How is my vision recovering?
I have 20/20 vision! What a relief. However, especially in low light, my vision is still a little blurry for the smallest text as I am still recovering and getting used to my new eyes. With my high prescription, it can sometimes take months to return to full vision. However, based on the improvements from my post-surgery day one appointment to today, the optometrist says I’m likely to recover fully within a month. This is very reassuring.
Can I drive?
Yes, my vision is now much better than driving standard.
My vision is still blurry in low light and contrast is difficult, am I likely to notice improvements?
Yes, improvements should be noticeable every day and I should expect full recovery within a month.
Do I need to continue wearing the eye mask at night?
No, I can now wash my eyes, shower normally and sleep without a mask as the front of the eyes have recovered enough. I also don’t need to do the prescription drops anymore.
Sometimes it takes me a while to focus, is this normal?
Yes, it’s my brain getting used to my eyes. Focus will get more effortless every day.
Do I need to continue to wear sunglasses due to light sensitivity?
No, I can wear sunglasses as normal and do not need to wear them especially.
Is there anything I can do to help expedite my recovery?
My biggest problem are my eyes are very dry. This is not currently causing me any discomfort, apart from that one morning where I’d overstrained them and they felt aggravated. I should use my eye drops a lot more, and in fact the optometrist gave me some higher strength drops to use four times a day. Dry eye can also cause blurry vision, so if I’m having blurry days I should ensure I’m using the blink eye drops as I need them.
My job requires looking at a screen, is there anything I should be wary of?
Normal advice: take breaks every 20 minutes and look at something in the distance for a while. Use the eye drops to avoid straining and dry eye.

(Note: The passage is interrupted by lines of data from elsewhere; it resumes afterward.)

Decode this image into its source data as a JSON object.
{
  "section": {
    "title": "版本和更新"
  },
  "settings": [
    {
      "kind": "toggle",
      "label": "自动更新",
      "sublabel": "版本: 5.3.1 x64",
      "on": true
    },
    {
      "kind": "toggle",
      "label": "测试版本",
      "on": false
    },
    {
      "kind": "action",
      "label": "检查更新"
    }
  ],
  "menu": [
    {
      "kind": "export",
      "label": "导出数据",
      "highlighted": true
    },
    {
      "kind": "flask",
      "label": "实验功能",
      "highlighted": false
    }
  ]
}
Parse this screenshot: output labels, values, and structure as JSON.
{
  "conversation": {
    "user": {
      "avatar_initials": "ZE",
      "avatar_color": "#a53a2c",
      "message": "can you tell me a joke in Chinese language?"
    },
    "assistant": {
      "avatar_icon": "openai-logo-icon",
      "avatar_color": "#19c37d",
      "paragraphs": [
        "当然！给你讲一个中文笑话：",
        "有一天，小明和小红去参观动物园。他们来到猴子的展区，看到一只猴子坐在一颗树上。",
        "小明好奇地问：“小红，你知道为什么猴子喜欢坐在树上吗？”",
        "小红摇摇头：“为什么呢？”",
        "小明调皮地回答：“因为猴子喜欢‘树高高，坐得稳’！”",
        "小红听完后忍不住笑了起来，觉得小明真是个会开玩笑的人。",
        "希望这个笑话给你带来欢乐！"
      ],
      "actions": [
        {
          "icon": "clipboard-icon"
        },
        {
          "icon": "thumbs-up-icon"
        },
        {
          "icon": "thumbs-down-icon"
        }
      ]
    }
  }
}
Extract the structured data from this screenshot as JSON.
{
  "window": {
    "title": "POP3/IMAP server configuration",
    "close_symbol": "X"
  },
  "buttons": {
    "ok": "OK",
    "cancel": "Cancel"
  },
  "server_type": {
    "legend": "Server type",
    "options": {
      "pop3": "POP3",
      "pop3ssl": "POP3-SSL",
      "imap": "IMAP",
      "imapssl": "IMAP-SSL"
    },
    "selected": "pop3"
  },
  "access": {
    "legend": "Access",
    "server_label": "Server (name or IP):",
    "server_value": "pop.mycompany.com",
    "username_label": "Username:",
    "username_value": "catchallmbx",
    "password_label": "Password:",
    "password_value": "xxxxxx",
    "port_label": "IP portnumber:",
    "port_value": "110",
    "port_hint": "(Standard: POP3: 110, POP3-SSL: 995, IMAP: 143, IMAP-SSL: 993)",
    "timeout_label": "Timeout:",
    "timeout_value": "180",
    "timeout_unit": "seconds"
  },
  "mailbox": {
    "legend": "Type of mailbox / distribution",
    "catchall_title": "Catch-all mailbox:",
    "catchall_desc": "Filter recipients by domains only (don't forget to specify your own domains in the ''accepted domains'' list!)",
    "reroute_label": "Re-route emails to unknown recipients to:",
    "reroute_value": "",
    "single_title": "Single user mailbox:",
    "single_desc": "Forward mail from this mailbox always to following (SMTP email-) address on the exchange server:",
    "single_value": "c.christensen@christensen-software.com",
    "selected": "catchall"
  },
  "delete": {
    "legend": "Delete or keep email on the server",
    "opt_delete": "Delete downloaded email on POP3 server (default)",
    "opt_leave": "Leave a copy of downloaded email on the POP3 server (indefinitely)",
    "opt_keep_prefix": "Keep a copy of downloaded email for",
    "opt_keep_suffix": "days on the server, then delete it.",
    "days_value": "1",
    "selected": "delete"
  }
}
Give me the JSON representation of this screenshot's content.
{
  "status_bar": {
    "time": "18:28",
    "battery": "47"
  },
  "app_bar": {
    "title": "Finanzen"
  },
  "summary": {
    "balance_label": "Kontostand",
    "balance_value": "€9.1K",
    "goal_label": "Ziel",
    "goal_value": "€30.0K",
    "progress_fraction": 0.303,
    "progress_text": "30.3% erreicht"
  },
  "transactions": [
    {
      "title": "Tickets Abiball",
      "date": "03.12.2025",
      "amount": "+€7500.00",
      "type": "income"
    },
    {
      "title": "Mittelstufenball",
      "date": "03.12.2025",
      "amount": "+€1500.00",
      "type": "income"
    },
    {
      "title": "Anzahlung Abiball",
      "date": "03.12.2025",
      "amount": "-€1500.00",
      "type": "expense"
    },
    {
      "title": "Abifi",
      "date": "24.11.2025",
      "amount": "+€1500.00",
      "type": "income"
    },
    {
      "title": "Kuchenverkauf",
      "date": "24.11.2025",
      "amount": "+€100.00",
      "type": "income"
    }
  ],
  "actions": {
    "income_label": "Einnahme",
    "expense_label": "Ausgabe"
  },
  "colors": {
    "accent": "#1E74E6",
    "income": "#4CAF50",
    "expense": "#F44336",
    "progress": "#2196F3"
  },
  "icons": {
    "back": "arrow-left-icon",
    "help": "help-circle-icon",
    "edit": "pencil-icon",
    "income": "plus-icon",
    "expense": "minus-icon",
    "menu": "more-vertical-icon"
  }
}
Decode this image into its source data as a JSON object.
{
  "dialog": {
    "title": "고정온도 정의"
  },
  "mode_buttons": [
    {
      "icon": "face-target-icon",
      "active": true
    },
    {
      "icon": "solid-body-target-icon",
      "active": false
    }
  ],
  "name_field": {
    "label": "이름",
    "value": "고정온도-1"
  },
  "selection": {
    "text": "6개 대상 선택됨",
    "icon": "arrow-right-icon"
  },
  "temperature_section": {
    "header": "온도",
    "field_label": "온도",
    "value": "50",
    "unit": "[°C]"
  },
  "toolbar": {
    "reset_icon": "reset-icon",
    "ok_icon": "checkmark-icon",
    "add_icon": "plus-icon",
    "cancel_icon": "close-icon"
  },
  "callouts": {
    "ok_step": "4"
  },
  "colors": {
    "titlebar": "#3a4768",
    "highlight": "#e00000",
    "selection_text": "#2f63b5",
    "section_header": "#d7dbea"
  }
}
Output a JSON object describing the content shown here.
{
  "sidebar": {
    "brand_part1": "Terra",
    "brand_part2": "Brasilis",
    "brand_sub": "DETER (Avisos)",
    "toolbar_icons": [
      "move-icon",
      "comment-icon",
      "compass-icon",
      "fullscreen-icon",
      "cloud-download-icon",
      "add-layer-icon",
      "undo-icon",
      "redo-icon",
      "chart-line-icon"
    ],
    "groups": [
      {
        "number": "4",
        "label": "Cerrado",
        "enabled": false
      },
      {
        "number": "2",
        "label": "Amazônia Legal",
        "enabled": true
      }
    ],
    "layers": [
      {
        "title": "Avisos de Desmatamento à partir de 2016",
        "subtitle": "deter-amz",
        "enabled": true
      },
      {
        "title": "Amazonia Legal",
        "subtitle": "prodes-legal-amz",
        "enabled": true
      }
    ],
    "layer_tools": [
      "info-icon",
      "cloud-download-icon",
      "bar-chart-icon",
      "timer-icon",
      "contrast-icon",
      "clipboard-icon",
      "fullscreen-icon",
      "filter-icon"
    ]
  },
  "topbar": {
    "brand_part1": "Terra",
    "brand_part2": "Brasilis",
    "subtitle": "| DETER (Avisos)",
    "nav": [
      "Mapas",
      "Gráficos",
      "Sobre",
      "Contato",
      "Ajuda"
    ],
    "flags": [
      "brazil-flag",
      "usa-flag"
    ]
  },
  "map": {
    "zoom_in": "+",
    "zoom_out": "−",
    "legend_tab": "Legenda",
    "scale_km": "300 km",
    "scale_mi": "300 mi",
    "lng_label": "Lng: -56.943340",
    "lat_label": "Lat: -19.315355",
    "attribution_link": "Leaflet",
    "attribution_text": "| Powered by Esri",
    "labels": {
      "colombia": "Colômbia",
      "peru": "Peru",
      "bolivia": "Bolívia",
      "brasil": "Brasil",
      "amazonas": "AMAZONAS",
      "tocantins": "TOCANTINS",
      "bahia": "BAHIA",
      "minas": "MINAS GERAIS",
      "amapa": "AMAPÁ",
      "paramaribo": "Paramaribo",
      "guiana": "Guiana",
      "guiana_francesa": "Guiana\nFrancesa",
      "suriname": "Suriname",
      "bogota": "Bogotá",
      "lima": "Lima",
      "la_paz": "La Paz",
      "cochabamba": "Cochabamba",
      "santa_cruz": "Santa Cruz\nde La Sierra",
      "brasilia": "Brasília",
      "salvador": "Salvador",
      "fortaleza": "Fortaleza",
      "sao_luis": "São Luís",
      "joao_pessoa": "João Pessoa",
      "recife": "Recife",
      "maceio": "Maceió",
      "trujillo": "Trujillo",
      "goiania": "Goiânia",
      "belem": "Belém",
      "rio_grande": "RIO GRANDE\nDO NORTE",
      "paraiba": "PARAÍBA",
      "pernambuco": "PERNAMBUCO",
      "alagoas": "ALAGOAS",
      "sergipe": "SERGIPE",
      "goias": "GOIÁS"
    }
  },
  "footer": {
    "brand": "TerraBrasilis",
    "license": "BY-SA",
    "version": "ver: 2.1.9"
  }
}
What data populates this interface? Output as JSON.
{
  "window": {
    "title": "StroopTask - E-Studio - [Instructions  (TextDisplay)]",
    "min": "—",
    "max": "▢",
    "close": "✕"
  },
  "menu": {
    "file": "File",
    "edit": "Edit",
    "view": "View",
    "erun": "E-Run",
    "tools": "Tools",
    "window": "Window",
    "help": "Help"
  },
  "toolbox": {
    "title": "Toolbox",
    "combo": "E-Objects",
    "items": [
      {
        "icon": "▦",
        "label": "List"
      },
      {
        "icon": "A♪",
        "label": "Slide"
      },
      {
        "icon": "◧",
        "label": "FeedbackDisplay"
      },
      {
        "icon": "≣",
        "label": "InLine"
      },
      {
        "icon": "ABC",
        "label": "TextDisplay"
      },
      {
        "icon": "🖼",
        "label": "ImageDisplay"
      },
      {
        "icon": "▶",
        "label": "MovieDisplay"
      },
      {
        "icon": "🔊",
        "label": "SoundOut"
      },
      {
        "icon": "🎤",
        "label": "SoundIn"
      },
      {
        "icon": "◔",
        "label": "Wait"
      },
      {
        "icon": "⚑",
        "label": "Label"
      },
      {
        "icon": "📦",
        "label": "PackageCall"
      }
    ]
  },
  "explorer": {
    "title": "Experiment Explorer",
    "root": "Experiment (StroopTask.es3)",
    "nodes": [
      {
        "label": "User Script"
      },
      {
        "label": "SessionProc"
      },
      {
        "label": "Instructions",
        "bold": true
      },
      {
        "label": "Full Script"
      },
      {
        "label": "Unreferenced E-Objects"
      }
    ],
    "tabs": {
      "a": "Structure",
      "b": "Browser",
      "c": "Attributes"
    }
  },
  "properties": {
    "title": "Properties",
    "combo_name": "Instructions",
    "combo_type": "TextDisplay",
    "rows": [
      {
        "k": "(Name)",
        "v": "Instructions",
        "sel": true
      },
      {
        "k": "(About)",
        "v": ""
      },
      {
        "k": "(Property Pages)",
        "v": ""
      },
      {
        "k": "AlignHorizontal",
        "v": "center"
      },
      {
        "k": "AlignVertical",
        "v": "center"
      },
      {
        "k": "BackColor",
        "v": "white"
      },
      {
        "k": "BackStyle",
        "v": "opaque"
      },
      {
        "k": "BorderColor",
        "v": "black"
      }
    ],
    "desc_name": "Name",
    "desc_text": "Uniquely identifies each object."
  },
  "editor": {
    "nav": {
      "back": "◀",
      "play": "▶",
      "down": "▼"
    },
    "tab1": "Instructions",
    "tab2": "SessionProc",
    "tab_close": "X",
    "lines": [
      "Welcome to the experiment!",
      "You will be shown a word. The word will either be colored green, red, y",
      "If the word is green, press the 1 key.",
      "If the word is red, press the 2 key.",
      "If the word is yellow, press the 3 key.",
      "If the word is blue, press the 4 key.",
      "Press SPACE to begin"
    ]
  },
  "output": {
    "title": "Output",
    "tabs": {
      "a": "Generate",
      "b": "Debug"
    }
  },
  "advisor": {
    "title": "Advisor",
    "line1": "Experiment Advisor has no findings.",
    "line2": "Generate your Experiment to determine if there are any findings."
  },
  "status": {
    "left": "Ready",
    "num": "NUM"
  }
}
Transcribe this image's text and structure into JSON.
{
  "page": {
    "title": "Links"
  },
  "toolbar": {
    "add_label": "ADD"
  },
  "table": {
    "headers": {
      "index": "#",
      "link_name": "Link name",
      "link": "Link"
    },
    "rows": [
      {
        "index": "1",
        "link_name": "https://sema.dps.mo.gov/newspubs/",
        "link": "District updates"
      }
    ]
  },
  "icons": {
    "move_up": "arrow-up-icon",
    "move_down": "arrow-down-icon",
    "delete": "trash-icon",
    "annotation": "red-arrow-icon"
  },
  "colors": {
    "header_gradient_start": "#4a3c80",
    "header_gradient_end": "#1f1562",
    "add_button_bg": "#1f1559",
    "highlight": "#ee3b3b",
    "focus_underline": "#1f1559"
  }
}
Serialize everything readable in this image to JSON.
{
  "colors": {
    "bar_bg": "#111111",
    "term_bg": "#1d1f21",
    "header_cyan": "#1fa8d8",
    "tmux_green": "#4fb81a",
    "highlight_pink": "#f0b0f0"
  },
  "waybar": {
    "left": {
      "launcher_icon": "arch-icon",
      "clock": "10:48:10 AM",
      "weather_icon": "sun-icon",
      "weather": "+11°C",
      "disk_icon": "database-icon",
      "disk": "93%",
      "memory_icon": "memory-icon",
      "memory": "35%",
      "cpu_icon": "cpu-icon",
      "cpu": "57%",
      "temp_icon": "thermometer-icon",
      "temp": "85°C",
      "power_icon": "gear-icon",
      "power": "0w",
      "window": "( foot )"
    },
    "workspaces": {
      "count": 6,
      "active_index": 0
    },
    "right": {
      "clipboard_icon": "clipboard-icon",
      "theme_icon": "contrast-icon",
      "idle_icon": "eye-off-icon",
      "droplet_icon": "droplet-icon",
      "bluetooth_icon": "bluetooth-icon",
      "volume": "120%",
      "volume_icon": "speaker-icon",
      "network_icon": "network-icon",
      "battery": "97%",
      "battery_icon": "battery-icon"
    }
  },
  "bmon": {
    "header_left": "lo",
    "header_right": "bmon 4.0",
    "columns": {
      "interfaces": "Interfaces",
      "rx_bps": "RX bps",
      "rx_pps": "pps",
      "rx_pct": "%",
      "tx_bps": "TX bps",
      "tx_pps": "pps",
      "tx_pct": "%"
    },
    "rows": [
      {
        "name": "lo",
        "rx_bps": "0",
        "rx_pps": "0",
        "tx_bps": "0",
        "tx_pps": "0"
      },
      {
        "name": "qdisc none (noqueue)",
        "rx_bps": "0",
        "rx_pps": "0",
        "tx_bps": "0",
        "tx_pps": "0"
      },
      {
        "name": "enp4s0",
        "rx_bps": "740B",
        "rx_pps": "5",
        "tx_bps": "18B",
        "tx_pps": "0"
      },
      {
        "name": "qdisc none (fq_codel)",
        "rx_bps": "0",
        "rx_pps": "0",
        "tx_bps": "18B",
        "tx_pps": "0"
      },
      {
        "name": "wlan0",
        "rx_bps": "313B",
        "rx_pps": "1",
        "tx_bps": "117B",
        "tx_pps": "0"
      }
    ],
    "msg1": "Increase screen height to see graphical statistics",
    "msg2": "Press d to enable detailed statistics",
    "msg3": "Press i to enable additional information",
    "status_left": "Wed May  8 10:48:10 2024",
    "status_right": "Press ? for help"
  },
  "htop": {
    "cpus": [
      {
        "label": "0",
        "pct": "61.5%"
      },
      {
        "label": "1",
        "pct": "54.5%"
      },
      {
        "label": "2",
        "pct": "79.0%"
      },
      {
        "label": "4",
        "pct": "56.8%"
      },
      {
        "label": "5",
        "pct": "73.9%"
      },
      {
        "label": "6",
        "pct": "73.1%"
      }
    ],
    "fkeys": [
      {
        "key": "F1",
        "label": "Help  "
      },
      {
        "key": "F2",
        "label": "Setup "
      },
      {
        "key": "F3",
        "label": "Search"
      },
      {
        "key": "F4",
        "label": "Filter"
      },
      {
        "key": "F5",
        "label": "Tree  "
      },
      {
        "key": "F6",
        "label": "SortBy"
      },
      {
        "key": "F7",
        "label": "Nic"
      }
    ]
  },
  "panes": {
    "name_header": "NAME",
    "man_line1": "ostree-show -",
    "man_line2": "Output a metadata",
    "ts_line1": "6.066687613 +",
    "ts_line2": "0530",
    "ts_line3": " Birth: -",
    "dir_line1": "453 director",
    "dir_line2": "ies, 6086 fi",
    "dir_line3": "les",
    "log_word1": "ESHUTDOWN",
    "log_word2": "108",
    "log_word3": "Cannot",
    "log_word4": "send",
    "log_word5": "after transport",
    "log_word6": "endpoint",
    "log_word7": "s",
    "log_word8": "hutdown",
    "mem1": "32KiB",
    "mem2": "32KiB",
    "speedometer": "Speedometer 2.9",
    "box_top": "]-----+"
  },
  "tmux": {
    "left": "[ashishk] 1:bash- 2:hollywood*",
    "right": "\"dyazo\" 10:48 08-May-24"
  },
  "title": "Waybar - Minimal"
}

Thinking about laser eye surgery and have a question I don’t answer in this journal? Just post a comment below and I’ll do my best to answer it, if I can. I will update this blog once I have my month check-up and let you know if I’m fully recovered. One thing I will say for sure, even at this stage, Lasik is life changing and I am loving my new vision. Thanks to all the folks at Optical Express and most of all to Niamh, family and friends for looking after me.